The moment remains both unforgettable and easily overlooked. Goalkeeper Maxime Crépeau’s game-saving, trophy-saving challenge to Philadelphia forward Cory Burke in the 110th minute of last year’s MLS Cup final preceded Gareth Bale’s thrilling equalizing header and the penalty shootout that sealed the deal on LAFC’s first MLS title, yet it ranks beneath those moments in most fans’ memories, even though Bale’s goal and the celebration that followed John McCarthy’s MVP performance as Crépeau’s replacement could not have happened without it.
Crépeau’s challenge also fractured his right leg, as every MLS fan knows. And Sunday night, following nine months of painful and painstaking rehabilitation, Crépeau played the game he loves again for the first time since his injury, starting in goal for LAFC’s second-team, LAFC2, in a 2-1 victory over MLS Next Pro opponent Tacoma Defiance.
“It’s been a hell of a road,” Crépeau said afterward. “Personally I was happy just to play again. To play, to enjoy it, to have fun. That was a big part that I’ve missed. Playing.”
It was not an easy matchday. First-place Tacoma came in riding a 7-game unbeaten streak, and the LAFC2 players who started in front of the 29-year-old Crépeau consisted of seven teenagers and three 20-year-olds— skilled prospects with bright futures, but not yet at the level of the Black & Gold stars who took the field with Crépeau in November 2022 for that fateful final.

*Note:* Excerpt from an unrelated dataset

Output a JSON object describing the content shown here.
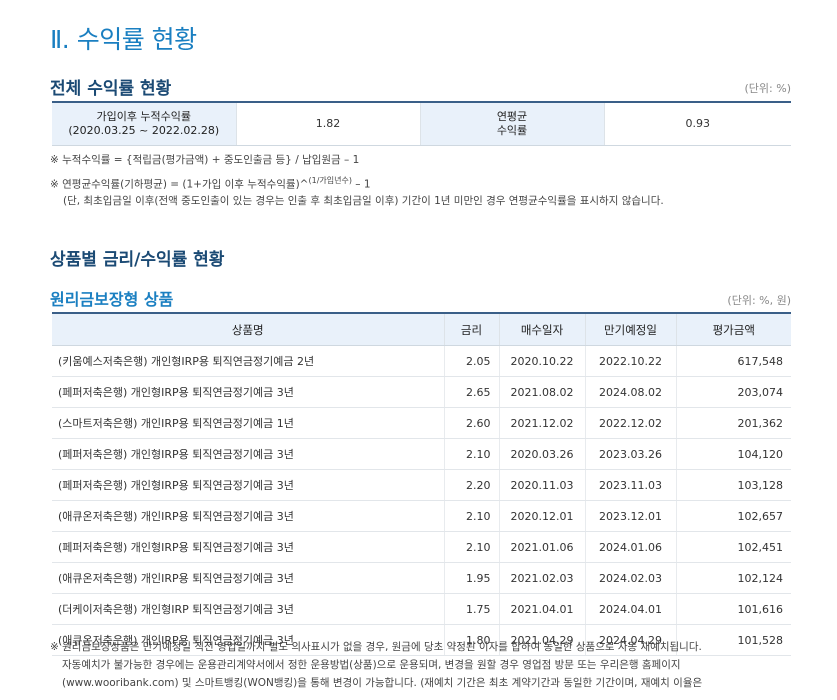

After LAFC2’s Matheus Maia scored the opener in the 11th minute, Tacoma (the Seattle Sounders’ second-division squad) equalized when a chance caromed off the gloves of the diving Crépeauand into the path of Chris Aquino, whose tap-in made it 1-1.
Crépeau spent most of the evening shouting what he called “guidance” to his less-experienced teammates. They responded by limiting Tacoma to just five total shots, and two on target. LAFC’s stingy defending was rewarded in the 57th minute when forward Tamir Ratoviz received a clever pass from first-teamer Erik Dueñas and finished it to provide the final 2-1 result.

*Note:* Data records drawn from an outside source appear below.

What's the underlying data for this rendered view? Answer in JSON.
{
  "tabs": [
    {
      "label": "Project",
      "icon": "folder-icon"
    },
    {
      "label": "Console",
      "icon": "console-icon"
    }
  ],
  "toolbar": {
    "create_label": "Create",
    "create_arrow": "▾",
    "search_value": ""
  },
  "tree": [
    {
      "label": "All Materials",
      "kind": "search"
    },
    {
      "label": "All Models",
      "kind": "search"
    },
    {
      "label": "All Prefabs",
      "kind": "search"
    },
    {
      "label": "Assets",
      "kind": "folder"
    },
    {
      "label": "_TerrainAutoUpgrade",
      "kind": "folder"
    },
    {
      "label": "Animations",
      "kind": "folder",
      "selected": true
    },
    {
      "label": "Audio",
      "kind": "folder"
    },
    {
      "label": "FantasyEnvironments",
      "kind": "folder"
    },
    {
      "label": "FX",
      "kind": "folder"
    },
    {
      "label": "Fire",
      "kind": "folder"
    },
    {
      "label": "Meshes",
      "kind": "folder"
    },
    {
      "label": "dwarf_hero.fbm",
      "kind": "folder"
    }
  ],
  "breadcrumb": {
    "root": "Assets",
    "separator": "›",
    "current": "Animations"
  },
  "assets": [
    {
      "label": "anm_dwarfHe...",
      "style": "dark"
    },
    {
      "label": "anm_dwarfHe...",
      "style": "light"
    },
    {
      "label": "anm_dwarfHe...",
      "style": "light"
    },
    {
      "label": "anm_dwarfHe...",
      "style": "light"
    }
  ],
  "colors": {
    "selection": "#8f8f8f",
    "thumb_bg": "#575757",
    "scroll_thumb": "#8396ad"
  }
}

Crépeau’s comeback, documented by his club and by the Los Angeles Times, had included a missed opportunity to play in last year’s World Cup. Crépeau had been selected to Canada’s roster for the game’s grandest competition, but his injury in the MLS Cup final cost him a trip to Qatar–in addition to the first 33 games of LAFC’s current season. All that seemed behind him, though, after Sunday’s final whistle, when a smiling Crépeau was congratulated by teammates a decade his junior.

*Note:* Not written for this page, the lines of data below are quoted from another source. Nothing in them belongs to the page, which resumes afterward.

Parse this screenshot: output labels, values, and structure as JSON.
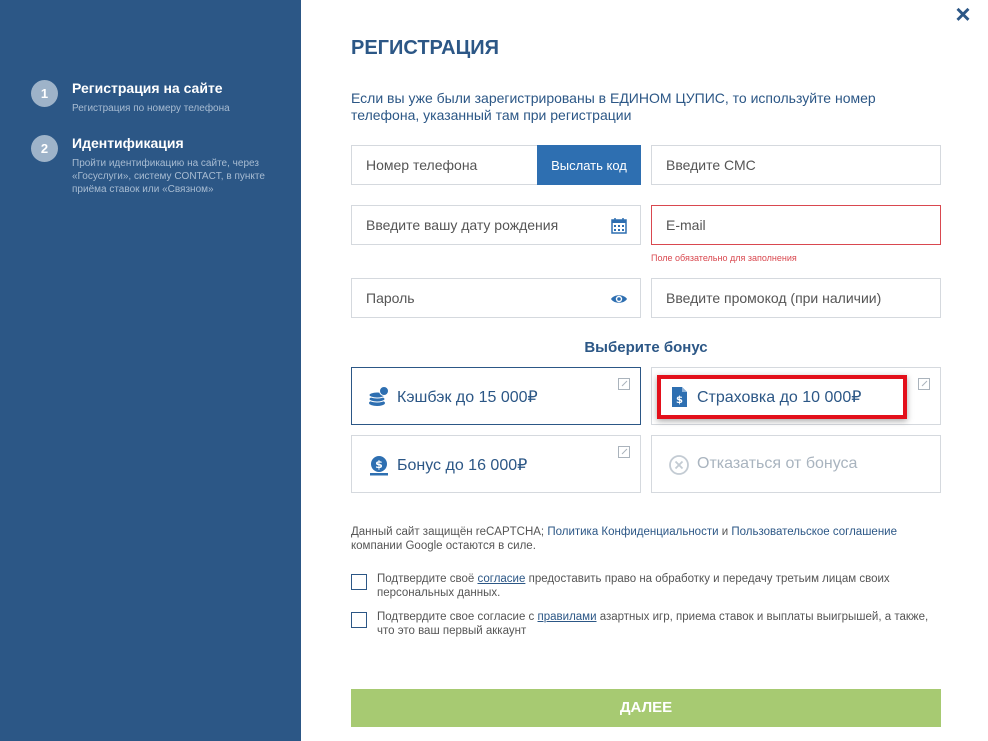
{
  "sidebar": {
    "steps": [
      {
        "number": "1",
        "title": "Регистрация на сайте",
        "desc": "Регистрация по номеру телефона"
      },
      {
        "number": "2",
        "title": "Идентификация",
        "desc": "Пройти идентификацию на сайте, через «Госуслуги», систему CONTACT, в пункте приёма ставок или «Связном»"
      }
    ]
  },
  "header": {
    "close_icon": "×",
    "title": "РЕГИСТРАЦИЯ",
    "intro": "Если вы уже были зарегистрированы в ЕДИНОМ ЦУПИС, то используйте номер телефона, указанный там при регистрации"
  },
  "form": {
    "phone_placeholder": "Номер телефона",
    "send_code_label": "Выслать код",
    "sms_placeholder": "Введите СМС",
    "birthdate_placeholder": "Введите вашу дату рождения",
    "email_placeholder": "E-mail",
    "email_error": "Поле обязательно для заполнения",
    "password_placeholder": "Пароль",
    "promo_placeholder": "Введите промокод (при наличии)"
  },
  "bonus": {
    "heading": "Выберите бонус",
    "options": [
      {
        "label": "Кэшбэк до 15 000₽",
        "icon": "coins-icon",
        "selected": true
      },
      {
        "label": "Страховка до 10 000₽",
        "icon": "insurance-document-icon",
        "selected": false
      },
      {
        "label": "Бонус до 16 000₽",
        "icon": "money-bag-icon",
        "selected": false
      },
      {
        "label": "Отказаться от бонуса",
        "icon": "decline-icon",
        "selected": false
      }
    ]
  },
  "captcha": {
    "prefix": "Данный сайт защищён reCAPTCHA; ",
    "privacy_link": "Политика Конфиденциальности",
    "and": " и ",
    "terms_link": "Пользовательское соглашение",
    "suffix": " компании Google остаются в силе."
  },
  "consents": [
    {
      "before": "Подтвердите своё ",
      "link": "согласие",
      "after": " предоставить право на обработку и передачу третьим лицам своих персональных данных."
    },
    {
      "before": "Подтвердите свое согласие с ",
      "link": "правилами",
      "after": " азартных игр, приема ставок и выплаты выигрышей, а также, что это ваш первый аккаунт"
    }
  ],
  "submit_label": "ДАЛЕЕ",
  "colors": {
    "sidebar": "#2c5786",
    "accent": "#2e6fb1",
    "error": "#d9484f",
    "submit": "#a7ca72",
    "highlight": "#e3101b"
  }
}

“I’m tired but all good,” he said with a laugh. “I can train 5,000 hours during the week [but] it’s not the same as a game … I’m not in pain so life is good.”
Crépeau did not give specifics when asked when he might return to LAFC’s first team, calling Sunday’s match merely “part of the plan.” The club stands in second place in the Western Conference standings as it prepares to play its first Leagues Cup match on Aug. 2 at BMO Stadium.
Having finally cleared the physical and psychological hurdle of playing a competitive match, LAFC’s top goalie last season exuded confidence about what lies ahead. “That 90 minutes is gone,” Crépeau said. “I can do anything now.”